High school students talking in corridor

Today's parents are flooded with well-meaning advice, but it's not always practical or easy to implement. Erin O'Malley, who is the Dean of Student Services and Director of Counseling at Bishop O'Connell High School in Arlington, Virginia and on the Educational Advisory Board for Responsibility.org, offers three key pieces of advice to help parents navigate the tricky landscape of adolescence -- advice that can be put into action today.

1. Make time to get to know the parents of your teen's friends.

Parents can learn a tremendous amount about who their kids are by knowing who their kids' friends are -- and there's no better path to discovery than through the parents of those friends. Teens are masterful at hiding secrets, particularly when they've made a mistake, like underage drinking; some parents are really good at seeing their child only the way they want to see them. Adult friendships can help anchor parents in what's truly happening in the lives of their teens.

What you can do today: If your school offers parent coffees, mark them in your calendar today and make it a priority to attend them. Before you head to "Back to School Night," ask your student who he or she is friendly with in class and reach out to those parents when you see them. There are plenty of opportunities for parents to meet one another by volunteering for parent-teacher organizations, booster clubs, and school events.

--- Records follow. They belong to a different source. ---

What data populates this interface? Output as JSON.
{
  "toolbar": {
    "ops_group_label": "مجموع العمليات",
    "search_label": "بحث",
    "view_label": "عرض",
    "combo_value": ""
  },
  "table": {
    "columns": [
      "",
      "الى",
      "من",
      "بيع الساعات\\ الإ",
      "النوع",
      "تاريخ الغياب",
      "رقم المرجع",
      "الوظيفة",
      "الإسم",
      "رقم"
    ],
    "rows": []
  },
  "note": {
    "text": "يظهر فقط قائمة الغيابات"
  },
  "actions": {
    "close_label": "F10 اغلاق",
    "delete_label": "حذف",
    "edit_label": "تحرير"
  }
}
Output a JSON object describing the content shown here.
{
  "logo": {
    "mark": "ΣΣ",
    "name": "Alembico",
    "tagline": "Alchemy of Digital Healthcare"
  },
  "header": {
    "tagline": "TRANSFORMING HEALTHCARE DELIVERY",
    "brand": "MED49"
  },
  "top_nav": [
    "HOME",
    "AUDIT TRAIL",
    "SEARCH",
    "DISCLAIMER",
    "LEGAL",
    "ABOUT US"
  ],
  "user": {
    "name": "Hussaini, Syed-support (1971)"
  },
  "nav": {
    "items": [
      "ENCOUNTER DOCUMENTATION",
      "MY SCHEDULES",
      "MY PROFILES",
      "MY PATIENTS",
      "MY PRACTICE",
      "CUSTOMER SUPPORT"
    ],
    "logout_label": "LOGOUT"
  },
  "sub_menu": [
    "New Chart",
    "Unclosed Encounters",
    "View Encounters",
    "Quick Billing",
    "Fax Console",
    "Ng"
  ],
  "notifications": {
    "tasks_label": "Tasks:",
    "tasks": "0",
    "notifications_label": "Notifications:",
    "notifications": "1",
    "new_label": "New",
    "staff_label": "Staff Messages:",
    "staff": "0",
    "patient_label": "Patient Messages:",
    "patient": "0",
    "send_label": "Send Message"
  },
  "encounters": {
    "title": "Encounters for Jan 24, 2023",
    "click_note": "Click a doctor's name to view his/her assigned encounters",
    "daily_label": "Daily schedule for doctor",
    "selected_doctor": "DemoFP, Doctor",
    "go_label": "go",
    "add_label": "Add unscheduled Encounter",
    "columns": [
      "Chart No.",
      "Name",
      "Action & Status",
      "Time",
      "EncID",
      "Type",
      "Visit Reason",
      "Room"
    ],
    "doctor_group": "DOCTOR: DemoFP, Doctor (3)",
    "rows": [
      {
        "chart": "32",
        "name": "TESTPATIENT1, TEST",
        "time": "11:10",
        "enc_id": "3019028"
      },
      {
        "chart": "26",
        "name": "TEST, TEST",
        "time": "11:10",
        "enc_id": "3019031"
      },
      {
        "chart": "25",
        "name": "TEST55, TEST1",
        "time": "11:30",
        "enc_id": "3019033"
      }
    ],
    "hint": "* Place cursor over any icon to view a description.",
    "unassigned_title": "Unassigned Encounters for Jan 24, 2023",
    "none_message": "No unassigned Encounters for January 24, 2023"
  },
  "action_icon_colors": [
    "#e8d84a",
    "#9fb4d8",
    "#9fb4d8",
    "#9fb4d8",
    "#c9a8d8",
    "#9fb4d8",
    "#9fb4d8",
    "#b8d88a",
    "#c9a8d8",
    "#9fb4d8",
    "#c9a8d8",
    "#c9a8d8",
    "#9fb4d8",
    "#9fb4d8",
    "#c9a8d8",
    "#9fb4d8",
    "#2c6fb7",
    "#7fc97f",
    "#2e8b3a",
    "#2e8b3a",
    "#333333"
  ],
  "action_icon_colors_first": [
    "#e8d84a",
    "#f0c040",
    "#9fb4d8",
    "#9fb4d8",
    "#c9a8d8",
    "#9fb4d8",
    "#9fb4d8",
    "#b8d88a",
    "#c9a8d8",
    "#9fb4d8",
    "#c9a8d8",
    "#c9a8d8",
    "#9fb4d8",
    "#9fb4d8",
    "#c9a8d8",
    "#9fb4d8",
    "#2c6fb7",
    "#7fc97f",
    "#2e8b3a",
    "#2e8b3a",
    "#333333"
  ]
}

2. Keep this mantra playing in your head: I'm the parent, not their friend.

I once had a parent come to me because she learned her daughter's friend was suicidal. She overheard her daughter talking about it in the back of the car but she didn't want to blow her daughter's cover and create tension between her daughter and the friend. She did the right thing in coming to see me. From my time working in schools, I can tell you this scenario is not unique. I have witnessed many parents blur the lines into thinking they are their teen's friend. They are not. The best role-modeling we can do is to show our teens that we know how to manage difficult situations, even if it feels as though friendships are in jeopardy. It is our job to be both confidant and disciplinarian. Our teens need to know they can come to us with their problems, large and small. Whether your teen needs a safe ride home from a party where alcohol is present or a friend is suicidal, keeping the lines of communication open is a key part of keeping our teens safe and healthy.

What you can do today: Find a location your student likes (an ice-cream parlor, their favorite store, the park) and start a conversation there. When students are somewhere they feel comfortable, they may be more open to talking. Tell them they can come to you with problems, but be fair and firm, and explain that you will have to act if someone is in danger.

3. Instead of encouraging your teen to be the best in everything, encourage them to be the best version of who they are.

Today's teens feel tremendous pressure to be the best in everything. I've witnessed thousands of teens move from high school to college over the last two decades and I can easily spot the difference between a teen with a growth mindset, one who knows they can develop their abilities through hard work, versus a fixed mindset, one who believes their qualities and abilities are absolutely fixed and cannot be changed. Kids often feel pigeon-holed, but research and experience show that raising teens with a growth mindset -- like one who acknowledges that there are 5,000 colleges in this country and not just their top choice -- is one key to raising confident, successful kids.

What you can do today: Instead of asking your teen what they achieved today, ask them about what they learned. For example, instead of saying, "Did you get an 'A' on your test?" say "How did you feel about your test, what did you have trouble on, what did you do well on, and let's talk about what you need to do to prepare for the next one?" Send your teen a clear signal that as a parent you value their potential and resilience and not just achievement.